Data for this task>
[Start of section]
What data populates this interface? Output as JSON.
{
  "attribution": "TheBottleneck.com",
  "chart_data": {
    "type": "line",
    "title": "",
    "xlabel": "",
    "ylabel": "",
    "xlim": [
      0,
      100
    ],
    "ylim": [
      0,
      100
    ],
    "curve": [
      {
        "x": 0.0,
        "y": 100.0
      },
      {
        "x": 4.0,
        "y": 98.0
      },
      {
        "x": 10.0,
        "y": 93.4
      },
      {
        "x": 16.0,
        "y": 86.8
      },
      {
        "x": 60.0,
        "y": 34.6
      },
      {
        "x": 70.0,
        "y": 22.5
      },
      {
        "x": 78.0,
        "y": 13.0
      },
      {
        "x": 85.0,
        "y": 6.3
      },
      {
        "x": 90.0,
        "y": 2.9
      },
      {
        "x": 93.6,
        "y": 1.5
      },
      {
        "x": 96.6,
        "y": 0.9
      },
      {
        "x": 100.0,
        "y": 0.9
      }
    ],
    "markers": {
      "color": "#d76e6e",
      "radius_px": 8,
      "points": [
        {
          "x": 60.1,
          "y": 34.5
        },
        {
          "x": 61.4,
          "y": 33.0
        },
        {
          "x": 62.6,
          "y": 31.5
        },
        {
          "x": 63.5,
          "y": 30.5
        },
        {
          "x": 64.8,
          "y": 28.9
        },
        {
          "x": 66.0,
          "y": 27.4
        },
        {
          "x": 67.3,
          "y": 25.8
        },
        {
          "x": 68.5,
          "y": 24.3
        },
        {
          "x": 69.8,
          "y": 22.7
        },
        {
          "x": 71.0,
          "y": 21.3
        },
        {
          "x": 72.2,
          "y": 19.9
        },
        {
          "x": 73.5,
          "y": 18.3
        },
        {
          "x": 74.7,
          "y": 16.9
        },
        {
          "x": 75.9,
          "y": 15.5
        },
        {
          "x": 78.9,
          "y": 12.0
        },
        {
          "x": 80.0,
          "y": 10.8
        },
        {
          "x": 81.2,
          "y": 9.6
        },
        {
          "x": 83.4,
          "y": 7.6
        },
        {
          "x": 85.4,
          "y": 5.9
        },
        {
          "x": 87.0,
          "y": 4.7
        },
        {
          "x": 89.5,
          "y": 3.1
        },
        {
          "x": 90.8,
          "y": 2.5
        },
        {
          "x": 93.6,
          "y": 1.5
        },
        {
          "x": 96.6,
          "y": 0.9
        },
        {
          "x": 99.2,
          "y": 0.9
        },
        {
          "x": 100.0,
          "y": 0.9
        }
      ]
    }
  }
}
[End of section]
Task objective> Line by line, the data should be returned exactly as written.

Answer box>
What data populates this interface? Output as JSON.
{
  "attribution": "TheBottleneck.com",
  "chart_data": {
    "type": "line",
    "title": "",
    "xlabel": "",
    "ylabel": "",
    "xlim": [
      0,
      100
    ],
    "ylim": [
      0,
      100
    ],
    "curve": [
      {
        "x": 0.0,
        "y": 100.0
      },
      {
        "x": 4.0,
        "y": 98.0
      },
      {
        "x": 10.0,
        "y": 93.4
      },
      {
        "x": 16.0,
        "y": 86.8
      },
      {
        "x": 60.0,
        "y": 34.6
      },
      {
        "x": 70.0,
        "y": 22.5
      },
      {
        "x": 78.0,
        "y": 13.0
      },
      {
        "x": 85.0,
        "y": 6.3
      },
      {
        "x": 90.0,
        "y": 2.9
      },
      {
        "x": 93.6,
        "y": 1.5
      },
      {
        "x": 96.6,
        "y": 0.9
      },
      {
        "x": 100.0,
        "y": 0.9
      }
    ],
    "markers": {
      "color": "#d76e6e",
      "radius_px": 8,
      "points": [
        {
          "x": 60.1,
          "y": 34.5
        },
        {
          "x": 61.4,
          "y": 33.0
        },
        {
          "x": 62.6,
          "y": 31.5
        },
        {
          "x": 63.5,
          "y": 30.5
        },
        {
          "x": 64.8,
          "y": 28.9
        },
        {
          "x": 66.0,
          "y": 27.4
        },
        {
          "x": 67.3,
          "y": 25.8
        },
        {
          "x": 68.5,
          "y": 24.3
        },
        {
          "x": 69.8,
          "y": 22.7
        },
        {
          "x": 71.0,
          "y": 21.3
        },
        {
          "x": 72.2,
          "y": 19.9
        },
        {
          "x": 73.5,
          "y": 18.3
        },
        {
          "x": 74.7,
          "y": 16.9
        },
        {
          "x": 75.9,
          "y": 15.5
        },
        {
          "x": 78.9,
          "y": 12.0
        },
        {
          "x": 80.0,
          "y": 10.8
        },
        {
          "x": 81.2,
          "y": 9.6
        },
        {
          "x": 83.4,
          "y": 7.6
        },
        {
          "x": 85.4,
          "y": 5.9
        },
        {
          "x": 87.0,
          "y": 4.7
        },
        {
          "x": 89.5,
          "y": 3.1
        },
        {
          "x": 90.8,
          "y": 2.5
        },
        {
          "x": 93.6,
          "y": 1.5
        },
        {
          "x": 96.6,
          "y": 0.9
        },
        {
          "x": 99.2,
          "y": 0.9
        },
        {
          "x": 100.0,
          "y": 0.9
        }
      ]
    }
  }
}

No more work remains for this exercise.